When softly over field and town,
And over yonder wood-crowned hill,
The twilight drops its curtain down,
'Tis then we hear the whip-po-wil.
From the near shadows sounds a call,
Clear in its accents, loud and shrill,
And from the orchard's willow wall
Comes the faint answer, "Whip-po-wil."
The night creeps on; the summer morn
Whitens the roof and lights the sill;
And still the bird repeats his tune,
His one refrain of "Whip-po-wil."
We hear him not at morn or noon;
Where hides he then so dumb and still?
Where lurks he, waiting for the moon?
Who ever saw a whip-po-wil?
Where plies his mate her household care?
In what veiled nook, secure from ill,
Builds she the tiny cradle, where
Nestles the baby whip-po-wil?
I cannot tell, yet prize the more
The unseen bird, whose wild notes thrill
The evening gloom about my door,—
Still sweetly calling, "Whip-po-wil."
Asleep through all the strong daylight,
While other birds so gayly trill;

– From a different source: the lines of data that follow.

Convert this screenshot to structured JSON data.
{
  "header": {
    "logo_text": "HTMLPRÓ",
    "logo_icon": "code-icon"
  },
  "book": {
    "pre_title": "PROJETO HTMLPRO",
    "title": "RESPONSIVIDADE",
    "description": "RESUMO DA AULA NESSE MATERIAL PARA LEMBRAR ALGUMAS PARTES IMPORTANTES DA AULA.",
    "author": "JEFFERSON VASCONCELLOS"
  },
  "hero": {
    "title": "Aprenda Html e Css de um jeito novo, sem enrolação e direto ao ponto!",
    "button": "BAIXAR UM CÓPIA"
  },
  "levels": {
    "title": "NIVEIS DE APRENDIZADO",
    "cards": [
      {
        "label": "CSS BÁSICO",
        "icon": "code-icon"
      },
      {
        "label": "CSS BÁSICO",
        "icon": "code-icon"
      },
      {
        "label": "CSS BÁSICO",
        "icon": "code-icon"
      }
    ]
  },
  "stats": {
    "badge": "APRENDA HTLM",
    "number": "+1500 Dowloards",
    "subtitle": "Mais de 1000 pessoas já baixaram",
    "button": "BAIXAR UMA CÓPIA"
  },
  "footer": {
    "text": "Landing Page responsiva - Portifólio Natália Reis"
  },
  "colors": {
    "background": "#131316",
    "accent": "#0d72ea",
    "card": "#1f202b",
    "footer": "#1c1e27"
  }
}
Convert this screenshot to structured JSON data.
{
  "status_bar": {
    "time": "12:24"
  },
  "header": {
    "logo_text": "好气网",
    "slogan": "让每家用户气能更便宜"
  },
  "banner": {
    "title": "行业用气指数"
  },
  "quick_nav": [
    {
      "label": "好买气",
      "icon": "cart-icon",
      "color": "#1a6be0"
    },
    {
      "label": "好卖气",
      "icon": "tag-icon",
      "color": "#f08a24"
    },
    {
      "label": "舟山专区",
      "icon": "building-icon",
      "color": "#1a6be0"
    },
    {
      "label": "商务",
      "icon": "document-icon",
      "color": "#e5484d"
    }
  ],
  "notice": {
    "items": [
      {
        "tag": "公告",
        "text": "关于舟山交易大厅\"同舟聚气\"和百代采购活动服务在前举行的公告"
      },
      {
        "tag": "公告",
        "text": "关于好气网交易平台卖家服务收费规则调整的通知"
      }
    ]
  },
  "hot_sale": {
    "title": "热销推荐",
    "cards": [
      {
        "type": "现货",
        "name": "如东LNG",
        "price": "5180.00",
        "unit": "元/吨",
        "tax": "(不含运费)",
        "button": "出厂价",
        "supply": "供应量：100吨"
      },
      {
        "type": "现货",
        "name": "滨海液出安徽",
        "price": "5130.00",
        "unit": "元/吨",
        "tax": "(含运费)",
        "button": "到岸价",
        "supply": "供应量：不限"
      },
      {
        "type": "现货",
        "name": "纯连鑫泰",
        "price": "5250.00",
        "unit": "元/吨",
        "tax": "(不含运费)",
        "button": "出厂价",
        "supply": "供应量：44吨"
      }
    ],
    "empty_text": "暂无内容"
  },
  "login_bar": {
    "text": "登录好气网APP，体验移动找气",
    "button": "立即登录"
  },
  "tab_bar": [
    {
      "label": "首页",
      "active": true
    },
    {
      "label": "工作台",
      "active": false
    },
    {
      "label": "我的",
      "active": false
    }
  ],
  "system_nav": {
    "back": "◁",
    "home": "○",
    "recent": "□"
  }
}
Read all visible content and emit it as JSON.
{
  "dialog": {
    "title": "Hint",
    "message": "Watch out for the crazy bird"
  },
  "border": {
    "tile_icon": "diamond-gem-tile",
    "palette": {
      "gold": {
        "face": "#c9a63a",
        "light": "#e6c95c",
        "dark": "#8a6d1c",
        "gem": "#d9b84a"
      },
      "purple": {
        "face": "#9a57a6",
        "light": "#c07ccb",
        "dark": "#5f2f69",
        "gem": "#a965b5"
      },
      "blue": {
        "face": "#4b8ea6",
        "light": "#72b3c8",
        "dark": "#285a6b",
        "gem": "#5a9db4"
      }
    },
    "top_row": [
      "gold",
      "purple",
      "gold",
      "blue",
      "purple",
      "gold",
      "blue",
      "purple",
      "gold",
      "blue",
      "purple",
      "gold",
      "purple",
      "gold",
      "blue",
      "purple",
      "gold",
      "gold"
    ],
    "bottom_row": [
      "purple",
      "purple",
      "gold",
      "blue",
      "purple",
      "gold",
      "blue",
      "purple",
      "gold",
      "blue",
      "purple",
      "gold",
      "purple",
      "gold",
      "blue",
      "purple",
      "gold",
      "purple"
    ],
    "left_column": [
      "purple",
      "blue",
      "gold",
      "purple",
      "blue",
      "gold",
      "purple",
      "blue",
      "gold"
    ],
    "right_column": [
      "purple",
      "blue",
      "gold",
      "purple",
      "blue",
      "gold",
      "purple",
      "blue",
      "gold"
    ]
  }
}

Waking to cheer the lonely night,—
We love thee well, O whip-po-wil!